If your pet is a senior, youâ€™ll want to adjust their food intake. Geriatric diets help older pets meet the challenges of aging. You donâ€™t need to be an expert to realize that, as pets get older, there is a reduction in their physical and mental capabilities. Just like humans, aging pets need special care. Their muscles weaken, their digestive systems and metabolism get slower and eyesight and hearing deteriorate. This means that older pets need different nutritional requirements. Specially formulated geriatric foods can be purchased from pet stores for senior canines and felines.
When metabolism slows, your petâ€™s energy is reduced. This means that your pet will require fewer calories. Geriatric foods contain less fat and protein, which will allow their metabolism the handle their food intake. Sense of smell and taste also become less keen, lessening their appetite, reducing food intake and, at times, causing weight loss. To aid aging pets, senior foods are higher in quality, but not in protein and fat. The effectiveness of the immune system makes your senior pet more prone to infection and diseases such as cancer. Senior foods contain additional Vitamin C and E, as well as omega fatty acids to help your pet meet these challenges.
Senior pets also suffer from decreased efficiency caused by reduced enzyme deficiency to the pancreas and a slowing of the intestinal tract. This leads to increased absorption of intestinal toxins, improper absorption of nutrients and constipation.
Another disadvantage to aging in pets is that the stomach sometimes doesnâ€™t secrete enough stomach acid. This leads to diarrhea, flatulence and vomiting. Your pet will need carbohydrate and fiber intake increased to avoid these symptoms.
As your pet gets older, the liver absorbs more fat, which causes a decrease in function. This affects your petâ€™s ability to detoxify dangerous materials that might be ingested and to absorb medications properly. Secretions in the intestines live and enzymes are gradually decreased, affecting both digestion and intestinal function. It is therefore important to decrease protein and avoid obesity, which will put a strain on your petâ€™s organs.
Senior pets experience changes in kidney function. Kidney failure is one of the leading causes of death in senior pets. Symptoms include increase drinking and urinating. A diet that includes reduced phosphorous and protein can improve kidney function and minimize the risk of kidney failure.
Sodium intake needs to be drastically reduced in the diets of senior pets. This leads to better circulation to the kidneys and avoids high blood pressure. It also aids to slow the diagnosis of heart failure and kidney disease.

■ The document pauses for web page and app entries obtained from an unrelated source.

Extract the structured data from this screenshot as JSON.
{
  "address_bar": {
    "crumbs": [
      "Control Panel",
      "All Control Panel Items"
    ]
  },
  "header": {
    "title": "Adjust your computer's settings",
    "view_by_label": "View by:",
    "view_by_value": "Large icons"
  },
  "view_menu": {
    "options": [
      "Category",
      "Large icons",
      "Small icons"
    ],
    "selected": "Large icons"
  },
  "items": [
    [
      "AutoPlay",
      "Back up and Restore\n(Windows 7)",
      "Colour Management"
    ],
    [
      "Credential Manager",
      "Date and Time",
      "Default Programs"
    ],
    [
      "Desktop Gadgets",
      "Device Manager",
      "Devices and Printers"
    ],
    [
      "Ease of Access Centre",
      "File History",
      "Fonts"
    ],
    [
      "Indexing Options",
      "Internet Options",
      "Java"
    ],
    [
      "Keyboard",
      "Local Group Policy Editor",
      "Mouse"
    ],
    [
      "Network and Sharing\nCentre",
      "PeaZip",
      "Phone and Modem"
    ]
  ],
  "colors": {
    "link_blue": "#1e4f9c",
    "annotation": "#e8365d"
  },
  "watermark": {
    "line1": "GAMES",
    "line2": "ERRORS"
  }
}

Older pets have far different vitamin and mineral levels than they did when they were young. Senior pet foods increase the levels of Vitamin B to aid in appetite and to aid in optimum kidney health. Many foods are also high in Vitamin E, which reduces damage to cells and aging.
If you provide proper nutrition for your senior pet, its quality of life will be improved because you will be preventing the onset of disease. If you have not already put your pet on a geriatric diet, do so today. Ask your veterinarian exactly what your senior petâ€™s diet should include and change to the proper diet as soon as possible to ensure that you and your pet enjoy each otherâ€™s company for years to come.
Note: Cats are seniors once they turn 10 years old. Dogs move into the geriatric classification when they are between 8 and 10 years old, depending on the breed.